Data records for software interfaces:
= = =
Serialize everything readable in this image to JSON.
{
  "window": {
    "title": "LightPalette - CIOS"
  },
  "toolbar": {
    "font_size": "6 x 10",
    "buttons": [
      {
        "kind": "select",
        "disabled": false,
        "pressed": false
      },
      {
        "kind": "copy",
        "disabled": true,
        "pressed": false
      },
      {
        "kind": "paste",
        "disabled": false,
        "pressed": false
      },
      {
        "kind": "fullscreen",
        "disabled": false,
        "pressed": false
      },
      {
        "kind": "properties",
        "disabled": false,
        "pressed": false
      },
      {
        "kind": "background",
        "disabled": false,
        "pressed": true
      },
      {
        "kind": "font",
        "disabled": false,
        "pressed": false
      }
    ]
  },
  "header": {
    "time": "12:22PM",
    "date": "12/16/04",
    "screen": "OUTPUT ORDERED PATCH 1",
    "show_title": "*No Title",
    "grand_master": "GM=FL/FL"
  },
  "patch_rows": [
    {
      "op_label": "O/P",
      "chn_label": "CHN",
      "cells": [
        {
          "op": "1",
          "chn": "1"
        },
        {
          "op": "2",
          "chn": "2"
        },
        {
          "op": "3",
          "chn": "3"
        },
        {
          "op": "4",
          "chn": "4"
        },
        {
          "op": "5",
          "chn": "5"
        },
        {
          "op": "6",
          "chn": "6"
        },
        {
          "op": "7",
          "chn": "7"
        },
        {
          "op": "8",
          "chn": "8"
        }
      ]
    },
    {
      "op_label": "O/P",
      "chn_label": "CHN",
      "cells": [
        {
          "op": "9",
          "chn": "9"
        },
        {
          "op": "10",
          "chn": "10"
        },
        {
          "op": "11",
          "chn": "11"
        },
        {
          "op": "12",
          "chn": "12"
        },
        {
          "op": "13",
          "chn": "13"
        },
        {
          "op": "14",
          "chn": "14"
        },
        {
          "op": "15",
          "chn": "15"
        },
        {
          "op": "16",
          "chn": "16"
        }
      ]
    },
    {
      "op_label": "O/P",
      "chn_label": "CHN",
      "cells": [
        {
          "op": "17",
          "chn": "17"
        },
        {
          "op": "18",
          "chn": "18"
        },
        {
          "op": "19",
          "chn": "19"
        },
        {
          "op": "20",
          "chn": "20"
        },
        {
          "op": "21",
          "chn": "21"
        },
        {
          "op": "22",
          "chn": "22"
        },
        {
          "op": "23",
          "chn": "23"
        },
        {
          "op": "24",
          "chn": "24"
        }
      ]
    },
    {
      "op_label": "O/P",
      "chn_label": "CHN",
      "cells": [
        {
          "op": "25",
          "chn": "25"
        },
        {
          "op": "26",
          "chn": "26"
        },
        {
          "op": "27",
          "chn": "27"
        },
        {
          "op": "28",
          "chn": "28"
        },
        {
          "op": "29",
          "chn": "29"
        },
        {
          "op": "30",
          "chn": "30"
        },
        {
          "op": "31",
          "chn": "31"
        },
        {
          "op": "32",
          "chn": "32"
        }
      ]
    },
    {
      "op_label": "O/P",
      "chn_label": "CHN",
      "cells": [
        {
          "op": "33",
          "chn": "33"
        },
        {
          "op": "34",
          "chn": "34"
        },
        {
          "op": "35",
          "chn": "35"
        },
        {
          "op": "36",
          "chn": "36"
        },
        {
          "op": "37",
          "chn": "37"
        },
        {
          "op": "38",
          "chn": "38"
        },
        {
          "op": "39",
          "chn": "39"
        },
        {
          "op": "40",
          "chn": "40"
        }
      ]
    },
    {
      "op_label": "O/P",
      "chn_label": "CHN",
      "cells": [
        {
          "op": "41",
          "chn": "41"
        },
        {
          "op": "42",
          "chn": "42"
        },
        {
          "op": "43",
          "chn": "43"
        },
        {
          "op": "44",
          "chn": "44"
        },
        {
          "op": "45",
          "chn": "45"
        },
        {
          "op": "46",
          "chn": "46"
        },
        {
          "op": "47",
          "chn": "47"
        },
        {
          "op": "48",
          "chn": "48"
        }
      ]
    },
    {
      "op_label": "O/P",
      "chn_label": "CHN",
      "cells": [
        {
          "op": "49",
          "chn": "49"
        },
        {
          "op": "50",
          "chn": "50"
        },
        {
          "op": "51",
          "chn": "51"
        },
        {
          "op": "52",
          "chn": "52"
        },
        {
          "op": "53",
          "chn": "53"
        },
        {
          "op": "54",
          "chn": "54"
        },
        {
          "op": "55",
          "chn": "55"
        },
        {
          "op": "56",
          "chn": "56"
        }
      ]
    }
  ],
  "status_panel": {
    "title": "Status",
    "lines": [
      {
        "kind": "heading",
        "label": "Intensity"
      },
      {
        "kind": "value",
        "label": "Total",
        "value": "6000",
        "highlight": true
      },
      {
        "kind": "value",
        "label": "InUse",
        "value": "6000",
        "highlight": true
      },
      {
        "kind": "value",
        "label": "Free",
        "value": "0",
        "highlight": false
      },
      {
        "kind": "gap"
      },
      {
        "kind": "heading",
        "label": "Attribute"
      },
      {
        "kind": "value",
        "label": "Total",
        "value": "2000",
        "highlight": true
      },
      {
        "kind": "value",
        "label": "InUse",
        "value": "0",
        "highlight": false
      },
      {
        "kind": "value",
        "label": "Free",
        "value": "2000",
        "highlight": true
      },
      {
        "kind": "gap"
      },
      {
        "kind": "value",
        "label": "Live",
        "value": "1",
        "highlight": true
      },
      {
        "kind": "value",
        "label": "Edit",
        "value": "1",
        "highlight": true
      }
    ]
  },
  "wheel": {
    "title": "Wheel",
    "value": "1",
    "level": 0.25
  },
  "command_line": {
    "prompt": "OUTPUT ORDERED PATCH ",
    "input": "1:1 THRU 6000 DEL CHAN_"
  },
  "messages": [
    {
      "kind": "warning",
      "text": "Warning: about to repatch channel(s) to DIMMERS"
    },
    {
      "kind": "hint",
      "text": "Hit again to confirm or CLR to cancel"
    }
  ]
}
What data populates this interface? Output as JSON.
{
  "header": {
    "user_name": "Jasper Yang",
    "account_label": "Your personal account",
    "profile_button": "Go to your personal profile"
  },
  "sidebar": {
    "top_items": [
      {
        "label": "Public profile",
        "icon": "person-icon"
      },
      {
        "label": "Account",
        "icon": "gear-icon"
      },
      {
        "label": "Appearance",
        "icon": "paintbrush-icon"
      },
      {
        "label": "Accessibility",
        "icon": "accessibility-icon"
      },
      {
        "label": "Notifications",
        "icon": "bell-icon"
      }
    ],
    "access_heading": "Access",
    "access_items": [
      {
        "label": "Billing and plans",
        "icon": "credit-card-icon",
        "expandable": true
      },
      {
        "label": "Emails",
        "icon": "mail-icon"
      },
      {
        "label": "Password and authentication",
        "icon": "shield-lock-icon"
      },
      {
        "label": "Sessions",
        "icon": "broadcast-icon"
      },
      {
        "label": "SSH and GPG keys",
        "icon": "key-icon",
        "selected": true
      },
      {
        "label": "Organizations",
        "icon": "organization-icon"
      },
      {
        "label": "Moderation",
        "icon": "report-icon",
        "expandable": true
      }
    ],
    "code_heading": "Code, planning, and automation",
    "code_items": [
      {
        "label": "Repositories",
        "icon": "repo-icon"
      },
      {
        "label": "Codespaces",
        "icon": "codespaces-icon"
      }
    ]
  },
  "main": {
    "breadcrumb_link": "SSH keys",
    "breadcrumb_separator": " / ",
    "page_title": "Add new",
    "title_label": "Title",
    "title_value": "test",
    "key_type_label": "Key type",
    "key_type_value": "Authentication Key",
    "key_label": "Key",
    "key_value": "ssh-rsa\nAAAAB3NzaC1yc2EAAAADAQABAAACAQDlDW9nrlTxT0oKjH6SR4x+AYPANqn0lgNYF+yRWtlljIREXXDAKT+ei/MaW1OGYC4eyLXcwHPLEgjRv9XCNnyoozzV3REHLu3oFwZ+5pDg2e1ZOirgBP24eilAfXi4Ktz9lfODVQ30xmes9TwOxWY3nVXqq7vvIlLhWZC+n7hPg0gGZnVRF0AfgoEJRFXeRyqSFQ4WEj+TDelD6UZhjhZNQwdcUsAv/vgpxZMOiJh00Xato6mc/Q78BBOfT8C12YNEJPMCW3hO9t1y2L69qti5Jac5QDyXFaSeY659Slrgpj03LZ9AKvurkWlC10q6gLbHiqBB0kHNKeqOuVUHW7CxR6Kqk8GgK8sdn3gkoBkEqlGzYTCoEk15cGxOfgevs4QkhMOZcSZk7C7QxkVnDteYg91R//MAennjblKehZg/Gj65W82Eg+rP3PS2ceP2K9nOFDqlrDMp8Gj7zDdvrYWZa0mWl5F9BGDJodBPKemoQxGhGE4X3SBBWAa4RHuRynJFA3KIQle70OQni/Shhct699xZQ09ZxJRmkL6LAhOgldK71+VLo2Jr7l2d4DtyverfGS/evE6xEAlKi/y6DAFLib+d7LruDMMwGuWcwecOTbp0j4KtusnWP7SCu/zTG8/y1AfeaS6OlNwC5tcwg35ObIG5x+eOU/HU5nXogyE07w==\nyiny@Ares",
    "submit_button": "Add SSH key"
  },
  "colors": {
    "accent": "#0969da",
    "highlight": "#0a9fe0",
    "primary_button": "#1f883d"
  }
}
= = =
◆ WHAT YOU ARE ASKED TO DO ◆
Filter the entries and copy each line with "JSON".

◆ WRITTEN ANSWER ◆
Serialize everything readable in this image to JSON.
What data populates this interface? Output as JSON.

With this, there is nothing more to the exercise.